A birthday gift

Today I honor the anniversary of my youngest sister’s birth with a poem I  drafted exactly one year ago. Happy birthday, dearest Julie, and may you enjoy many happy returns of the day!

For my sister on her birthday

Pulled from bed to witness
that giant leap, I think of you in grainy images
of one small step and boot prints, a watershed
moment on a waterless world

Hours later you arrived
with police escort, crossed the dangerous
void into life, a tiny explorer setting foot
from watery darkness into cold light

Crabby moon baby
that you are, you sidestep
through perilous tides of molting and shape
fantastic structures from the flotsam
left by receding waves

Remember that the combers will always roll you
back to shore no matter where
the current takes you, sure as labor
pains, steady as the moon’s
compulsive ebb and flow

Day twenty-nine poem, LexPoMo 2015

LPM2015-01-1024x768I am sad that this is the final day of Lexington Poetry Month. I posted this poem yesterday, the next-to-last day. There are so many other things I need to do today, but all I want to do is write poetry so I have something to post on this precious last day.

This poem arose from the amazing confluence of recent events and some articles on inspiring but painful transformations in institutions I hold dear. At such times, discomfort may be the one solid thing that anchors us.

Reblogged from the Lexington Poetry Month blog.

The only constant

How much like dying
this change seems –
the agony of cells’
reshaping, one tissue
expanded, another withered –
the loss! the loss! we weep
for that which is no more and writhe
with joy in the unfamiliar
thing we are becoming.

Day twenty-eight poem, LexPoMo 2015

LPM2015-01-1024x768This is a found poem inspired by words from Rosie Seymour’s final guest blog post for Mslexia, a wonderful U.K. publication for women who write.
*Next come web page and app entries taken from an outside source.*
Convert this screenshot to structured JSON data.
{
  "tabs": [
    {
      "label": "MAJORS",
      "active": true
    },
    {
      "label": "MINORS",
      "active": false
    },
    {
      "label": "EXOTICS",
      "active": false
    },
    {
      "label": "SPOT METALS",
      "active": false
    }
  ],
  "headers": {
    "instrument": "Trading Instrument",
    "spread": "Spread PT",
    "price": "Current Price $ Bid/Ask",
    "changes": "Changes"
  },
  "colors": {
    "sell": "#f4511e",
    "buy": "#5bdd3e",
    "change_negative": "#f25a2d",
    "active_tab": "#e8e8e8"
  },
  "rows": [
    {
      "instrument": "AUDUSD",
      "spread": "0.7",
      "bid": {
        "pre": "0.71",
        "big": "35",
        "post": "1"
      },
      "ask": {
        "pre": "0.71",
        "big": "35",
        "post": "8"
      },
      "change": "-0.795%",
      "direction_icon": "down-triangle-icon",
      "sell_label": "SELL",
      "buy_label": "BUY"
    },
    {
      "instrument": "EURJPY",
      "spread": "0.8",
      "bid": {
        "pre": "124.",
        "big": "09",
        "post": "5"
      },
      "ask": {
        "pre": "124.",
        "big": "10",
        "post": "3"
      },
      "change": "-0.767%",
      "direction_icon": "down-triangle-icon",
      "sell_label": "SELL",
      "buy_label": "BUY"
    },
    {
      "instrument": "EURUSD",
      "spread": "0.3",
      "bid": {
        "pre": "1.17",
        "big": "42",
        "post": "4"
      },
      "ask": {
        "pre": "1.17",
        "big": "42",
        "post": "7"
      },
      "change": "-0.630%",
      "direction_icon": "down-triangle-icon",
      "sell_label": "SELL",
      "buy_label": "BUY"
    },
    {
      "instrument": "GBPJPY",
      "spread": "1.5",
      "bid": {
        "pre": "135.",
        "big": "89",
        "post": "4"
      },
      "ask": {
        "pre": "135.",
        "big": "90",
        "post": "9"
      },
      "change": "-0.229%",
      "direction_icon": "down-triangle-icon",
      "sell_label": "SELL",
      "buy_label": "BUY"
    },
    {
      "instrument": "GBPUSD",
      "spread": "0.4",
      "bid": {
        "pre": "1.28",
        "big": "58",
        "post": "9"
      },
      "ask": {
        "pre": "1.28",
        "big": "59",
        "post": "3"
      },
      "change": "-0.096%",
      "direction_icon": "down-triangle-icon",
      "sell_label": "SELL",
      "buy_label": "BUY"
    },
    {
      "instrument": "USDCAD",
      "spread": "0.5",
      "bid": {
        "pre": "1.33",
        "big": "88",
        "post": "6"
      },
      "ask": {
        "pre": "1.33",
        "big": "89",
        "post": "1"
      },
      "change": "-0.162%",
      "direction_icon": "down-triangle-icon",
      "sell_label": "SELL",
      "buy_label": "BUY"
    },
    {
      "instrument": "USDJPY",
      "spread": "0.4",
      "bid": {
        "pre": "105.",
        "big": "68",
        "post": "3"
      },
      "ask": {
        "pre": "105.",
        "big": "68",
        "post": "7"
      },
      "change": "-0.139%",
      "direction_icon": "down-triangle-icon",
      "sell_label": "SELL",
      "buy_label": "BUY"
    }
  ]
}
Reblogged from the Lexington Poetry Month blog.

how slowly the world of publishing

Success seems so sudden
when you aren’t a part
of the process. Writers seem to
burst onto the scene
from nowhere and shoot
to great heights but they don’t.

They edge their way
in with this piece and that, testing
the water, slowly
a reputation, showing
they can nail
a brief and hit a deadline.

(found poetry: https://mslexia.co.uk/rosies-last-post/­)

Day twenty-two poem, LexPoMo 2015

LPM2015-01-1024x768This was inspired by a poem posted today as part of the Lexington Poetry Month challenge.

Reblogged from the Lexington Poetry Month blog.

(with thanks to Rudy Thomas)

another poet* reminds me I am far more
the poetry I have not written

an iceberg, whose mass lies most
unseen and fresh beneath

a sea cold enough to kill
but too dense to freeze

*“The Voice,” Rudy Thomas (http://www.accents-publishing.com/blog/2015/06/22/the-voice/)

Day eight poem, LexPoMo 2015

LPM2015-01-1024x768This poem was inspired by an ICAD Challenge prompt from last week: draw a map. I’d include a picture of the card I created, but I like the poem better.

Reblogged from the Lexington Poetry Month blog.

Draw a map of the world

as it appears inside
the back of your skull
lines of sight that project
through your eyes

tattoo continents and oceans
with inky residue of blasted
dreams so you will not
be able to forget

the way home

ICAD 2015 Day 2

To exercise some different parts of my creative brain, I’ve decided to participate in the Index Card A Day (ICAD) challenge, sponsored by Daisy Yellow. Basically, the idea is to make visual art each day using index cards, which are small, inexpensive, and disposable. This takes a lot of pressure off – I think I ran through half a dozen this morning before I did something I liked. Today’s prompt was “carnival.”

ICAD 2015 day2

(watercolor on index card)

Day two poem, Lex Po Mo 2015

LPM2015-01-1024x768I borrowed another prompt from my friend April; today it was “go.” Several meanings of the word came to mind, including that it is the numeral five in Japanese.

Reblogged from the Lexington Poetry Month blog.


five days have I come
down to water’s edge
and bowed, head touching
knees, so that the fifth
day I might begin

the long journey home